Opening Ceremonies for Summer Olympics take place on a Friday. Three years ago, I arrived in London on Monday of that week. All I read and heard was moaning and groaning about the burden of the Olympics. Most local citizens were either a) indifferent or b) skeptical, to say the absolute least. Then came Friday night and the Opening Ceremonies. The city — no, make that the entire country — was captivated. From that point on, London was hooked. What I kept reading was how gobsmacked the Brits were that they had fallen in love with the Olympics.
Boston would, too.
Of course, there are some rather important “yeah, buts.”

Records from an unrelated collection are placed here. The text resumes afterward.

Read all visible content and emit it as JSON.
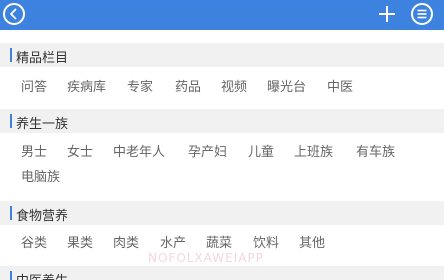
{
  "icons": {
    "back": "circle-chevron-left-icon",
    "add": "plus-icon",
    "menu": "circle-menu-icon"
  },
  "colors": {
    "header": "#3c82de",
    "section_bg": "#f1f1f1",
    "accent_bar": "#3c82de"
  },
  "sections": [
    {
      "title": "精品栏目",
      "tags": [
        "问答",
        "疾病库",
        "专家",
        "药品",
        "视频",
        "曝光台",
        "中医"
      ]
    },
    {
      "title": "养生一族",
      "tags": [
        "男士",
        "女士",
        "中老年人",
        "孕产妇",
        "儿童",
        "上班族",
        "有车族",
        "电脑族"
      ]
    },
    {
      "title": "食物营养",
      "tags": [
        "谷类",
        "果类",
        "肉类",
        "水产",
        "蔬菜",
        "饮料",
        "其他"
      ]
    },
    {
      "title": "中医养生"
    }
  ],
  "watermark": "NOFOLXAWEIAPP"
}
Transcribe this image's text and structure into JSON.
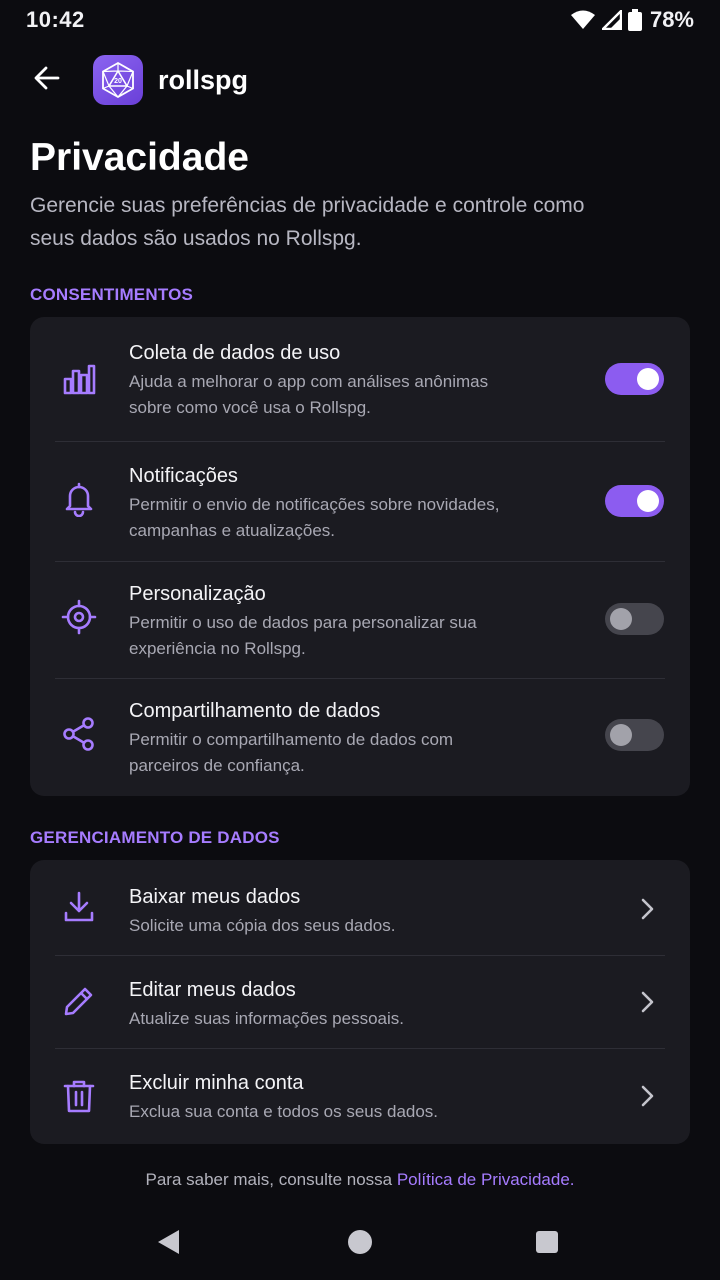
{
  "status_bar": {
    "time": "10:42",
    "battery": "78%"
  },
  "app_bar": {
    "app_name": "rollspg",
    "logo_text": "20"
  },
  "page": {
    "title": "Privacidade",
    "subtitle": "Gerencie suas preferências de privacidade e controle como seus dados são usados no Rollspg."
  },
  "consent": {
    "section_label": "CONSENTIMENTOS",
    "items": [
      {
        "icon": "bar-chart-icon",
        "title": "Coleta de dados de uso",
        "description": "Ajuda a melhorar o app com análises anônimas sobre como você usa o Rollspg.",
        "enabled": true
      },
      {
        "icon": "bell-icon",
        "title": "Notificações",
        "description": "Permitir o envio de notificações sobre novidades, campanhas e atualizações.",
        "enabled": true
      },
      {
        "icon": "target-icon",
        "title": "Personalização",
        "description": "Permitir o uso de dados para personalizar sua experiência no Rollspg.",
        "enabled": false
      },
      {
        "icon": "share-icon",
        "title": "Compartilhamento de dados",
        "description": "Permitir o compartilhamento de dados com parceiros de confiança.",
        "enabled": false
      }
    ]
  },
  "data_management": {
    "section_label": "GERENCIAMENTO DE DADOS",
    "items": [
      {
        "icon": "download-icon",
        "title": "Baixar meus dados",
        "description": "Solicite uma cópia dos seus dados."
      },
      {
        "icon": "pencil-icon",
        "title": "Editar meus dados",
        "description": "Atualize suas informações pessoais."
      },
      {
        "icon": "trash-icon",
        "title": "Excluir minha conta",
        "description": "Exclua sua conta e todos os seus dados."
      }
    ]
  },
  "footer": {
    "text": "Para saber mais, consulte nossa ",
    "link": "Política de Privacidade."
  },
  "colors": {
    "accent": "#a67cff",
    "toggle_on": "#8c5cf0",
    "background": "#0c0c10",
    "card": "#1b1b21"
  }
}
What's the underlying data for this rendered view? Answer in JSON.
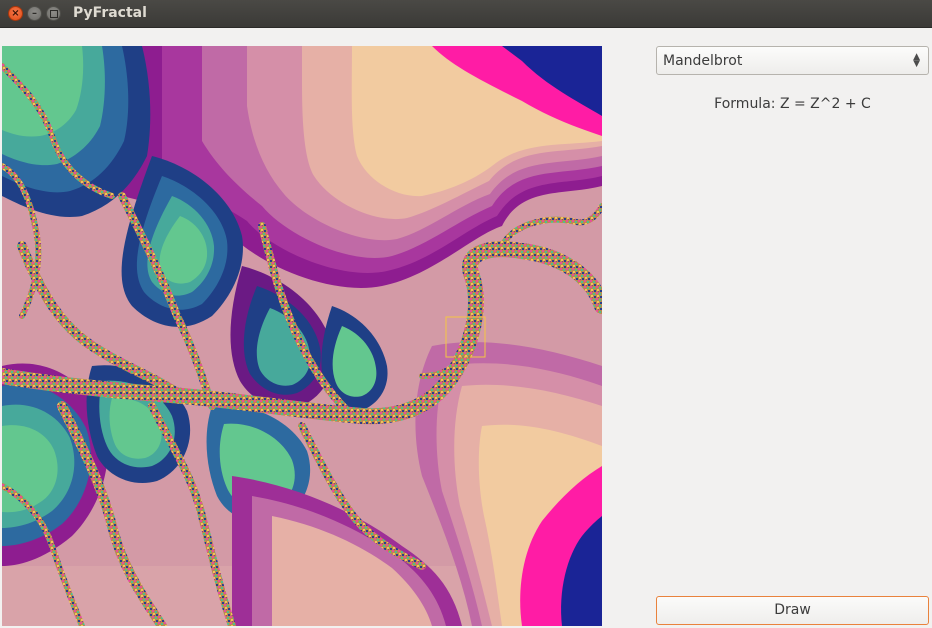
{
  "window": {
    "title": "PyFractal"
  },
  "controls": {
    "fractal_select": {
      "value": "Mandelbrot"
    },
    "formula_text": "Formula: Z = Z^2 + C",
    "draw_label": "Draw"
  },
  "canvas": {
    "icon": "mandelbrot-fractal-render"
  },
  "colors": {
    "titlebar": "#3c3b37",
    "close_button": "#e95420",
    "draw_button_border": "#e9823c",
    "selection_rectangle": "#f5c542"
  }
}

Putting on a successful Olympics requires billions of dollars. It requires a myriad of logistics. It requires working with the nefarious IOC. It requires a great deal of construction and a fair amount of disruption. It requires a 100 percent commitment on the part of the host city. It doesn’t just happen. People must figure out a way to bring it all together.
The problem with the Boston 2024 people is that they simply do not seem to know what they’re doing. There is no reason to believe anything they say because everything they say changes.

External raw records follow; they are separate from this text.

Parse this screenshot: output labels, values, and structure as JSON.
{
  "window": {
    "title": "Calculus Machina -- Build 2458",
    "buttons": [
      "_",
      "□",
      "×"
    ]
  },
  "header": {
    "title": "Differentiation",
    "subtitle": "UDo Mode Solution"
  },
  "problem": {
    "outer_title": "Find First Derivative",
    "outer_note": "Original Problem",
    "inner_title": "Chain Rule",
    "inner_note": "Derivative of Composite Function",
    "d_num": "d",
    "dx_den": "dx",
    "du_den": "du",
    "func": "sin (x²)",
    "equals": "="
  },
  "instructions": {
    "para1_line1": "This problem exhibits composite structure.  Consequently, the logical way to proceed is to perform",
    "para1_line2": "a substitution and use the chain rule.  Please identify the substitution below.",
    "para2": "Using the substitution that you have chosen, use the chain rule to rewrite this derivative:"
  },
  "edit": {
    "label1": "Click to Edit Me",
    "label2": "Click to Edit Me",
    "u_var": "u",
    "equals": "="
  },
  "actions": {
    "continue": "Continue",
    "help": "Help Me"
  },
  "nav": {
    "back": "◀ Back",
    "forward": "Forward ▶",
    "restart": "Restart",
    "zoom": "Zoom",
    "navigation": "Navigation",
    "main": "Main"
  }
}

They say it won’t cost us a dime, but we know better. That’s just not the way it works around here. Big projects here mean funny things happen. Anyone remember UMass-Boston and McKee-Berger-Mansueto? Does the Big Dig ring a bell? Whatever they say it will cost, the actual cost will be several billion more, and we can be 99.999 percent sure that the taxpayers will get stuck in the end.
The money issue is a given. But there are other reasons to come away thinking that Boston 2024 is a complete Amateur Hour.
One of their great pitches in the beginning was that this would be a compact, walkable Olympics. After all, don’t we have TD Garden, two convention centers, UMass-Boston for the Athletes’ Village, Boston University’s Agganis Arena, Northeastern’s Matthews Arena, Harvard Stadium (plus other Harvard properties), Boston College’s Alumni Stadium and Conte Forum, a river, and a harbor? Goodness, gracious, that’s an embarrassment of sports venue riches.
But wait . . . Holyoke’s got its hand up. We deserve volleyball because it was invented here. Springfield has its hand up. Excuse us, but Dr. Naismith conceived of basketball right here in the Y. New Bedford has its hand up. Ahem, our harbor is better than yours. And so on. So much for the walkable Olympics.
The fiascos keep coming. That idea of having beach volleyball at the Common didn’t go over too well. Let’s go to Quincy. Wait a minute. There are environmental concerns in Quincy.
Oh, and the idea that Harvard was going to be a source of multiple venues turned out to be news to Harvard.
The latest fascinating revelation is that there were no concrete plans for either a Main Press Center or an International Broadcast Center. Please understand that the two most important items at any Summer Olympics are a stadium for the opening and closing ceremonies and the media centers. Not to plan for the media centers is like building a house and saying you can get along without a kitchen and bedrooms.
That reminds me. Never before in the history of the Summer Games was there a proposal for a tear-down stadium. Interesting concept.
Other than these few items, the Boston 2024 folks have been right on top of things.
Let’s say for the sake of argument that the people in charge were actually able to accomplish what they say they can. Is Boston a good site for an Olympics?
Yes, it is. Absolutely. We would be a fabulous site. When not at an event people would have plenty to do. One vital aspect of any Olympics are gathering places, and we have them. We do have Boston Common and the Public Garden. We would have a spiffed-up waterfront. We would have City Hall Plaza. I can also envision the Commonwealth Avenue Mall, stretching from the Public Garden to Kenmore Square, with kiosks and musicians, replete with strolling visitors from all over the globe.
People would go away raving about Boston. The benefits would be enormous.
But so much would need to be done before any of that happens, and the people in charge cannot be trusted to do it. I fear that even if a benefactor handed them a check for $20 billion they would botch the job.
A Boston Olympics would work. Too bad it will remain an abstract concept.